§ What the task asks: Each line of the data that mentions the string "Find" needs to be identified and copied.

**** Data extracts

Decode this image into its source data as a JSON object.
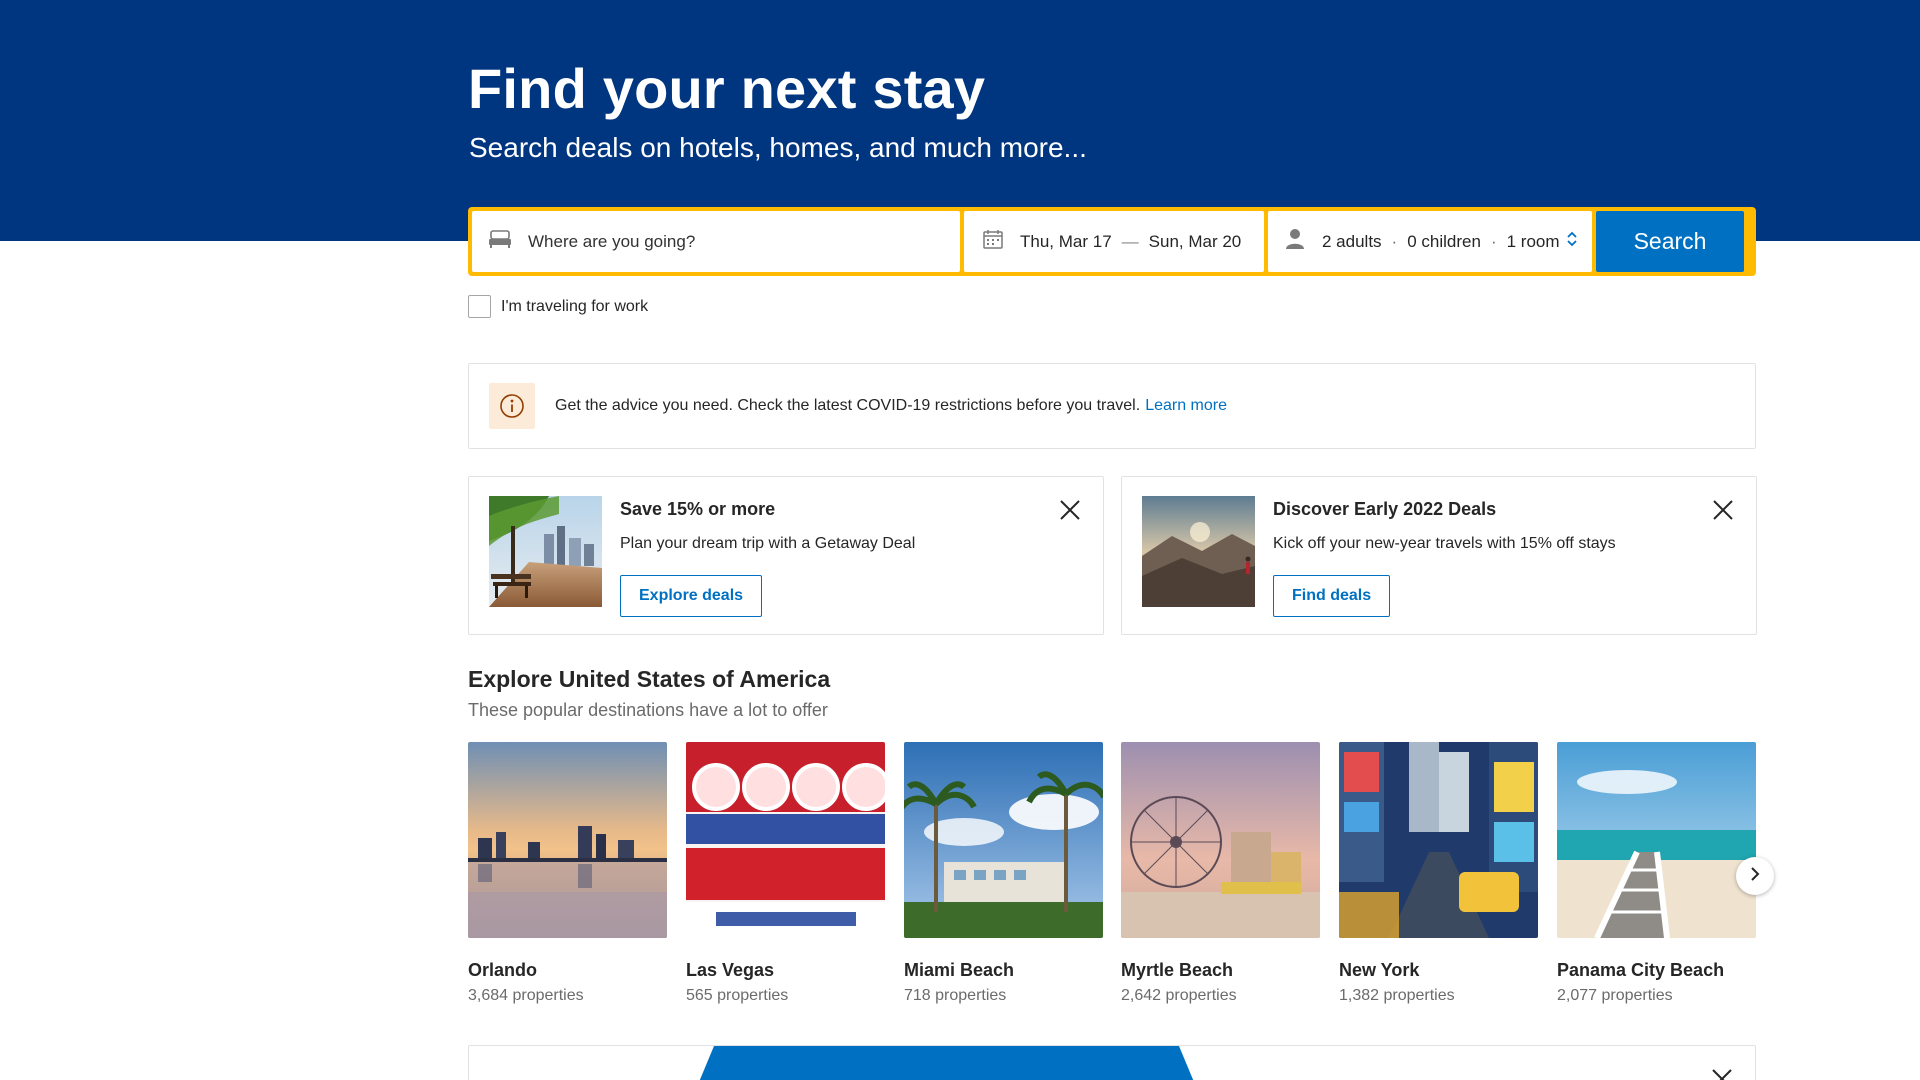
{
  "hero": {
    "title": "Find your next stay",
    "subtitle": "Search deals on hotels, homes, and much more..."
  },
  "search": {
    "destination_placeholder": "Where are you going?",
    "checkin": "Thu, Mar 17",
    "date_separator": "—",
    "checkout": "Sun, Mar 20",
    "adults": "2 adults",
    "children": "0 children",
    "rooms": "1 room",
    "dot": "·",
    "button_label": "Search"
  },
  "work_travel": {
    "label": "I'm traveling for work",
    "checked": false
  },
  "covid": {
    "text": "Get the advice you need. Check the latest COVID-19 restrictions before you travel.",
    "link": "Learn more"
  },
  "promos": [
    {
      "title": "Save 15% or more",
      "text": "Plan your dream trip with a Getaway Deal",
      "button": "Explore deals"
    },
    {
      "title": "Discover Early 2022 Deals",
      "text": "Kick off your new-year travels with 15% off stays",
      "button": "Find deals"
    }
  ],
  "explore": {
    "title": "Explore United States of America",
    "subtitle": "These popular destinations have a lot to offer",
    "destinations": [
      {
        "name": "Orlando",
        "count": "3,684 properties"
      },
      {
        "name": "Las Vegas",
        "count": "565 properties"
      },
      {
        "name": "Miami Beach",
        "count": "718 properties"
      },
      {
        "name": "Myrtle Beach",
        "count": "2,642 properties"
      },
      {
        "name": "New York",
        "count": "1,382 properties"
      },
      {
        "name": "Panama City Beach",
        "count": "2,077 properties"
      }
    ]
  },
  "icons": {
    "destination": "bed-icon",
    "dates": "calendar-icon",
    "guests": "person-icon",
    "guests_toggle": "up-down-chevron-icon",
    "info": "info-icon",
    "close": "close-icon",
    "next": "chevron-right-icon"
  },
  "colors": {
    "brand_blue": "#003580",
    "accent_yellow": "#febb02",
    "button_blue": "#0071c2",
    "info_bg": "#fcebd9"
  }
}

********

§ Result below:
    "title": "Find your next stay",
      "button": "Find deals"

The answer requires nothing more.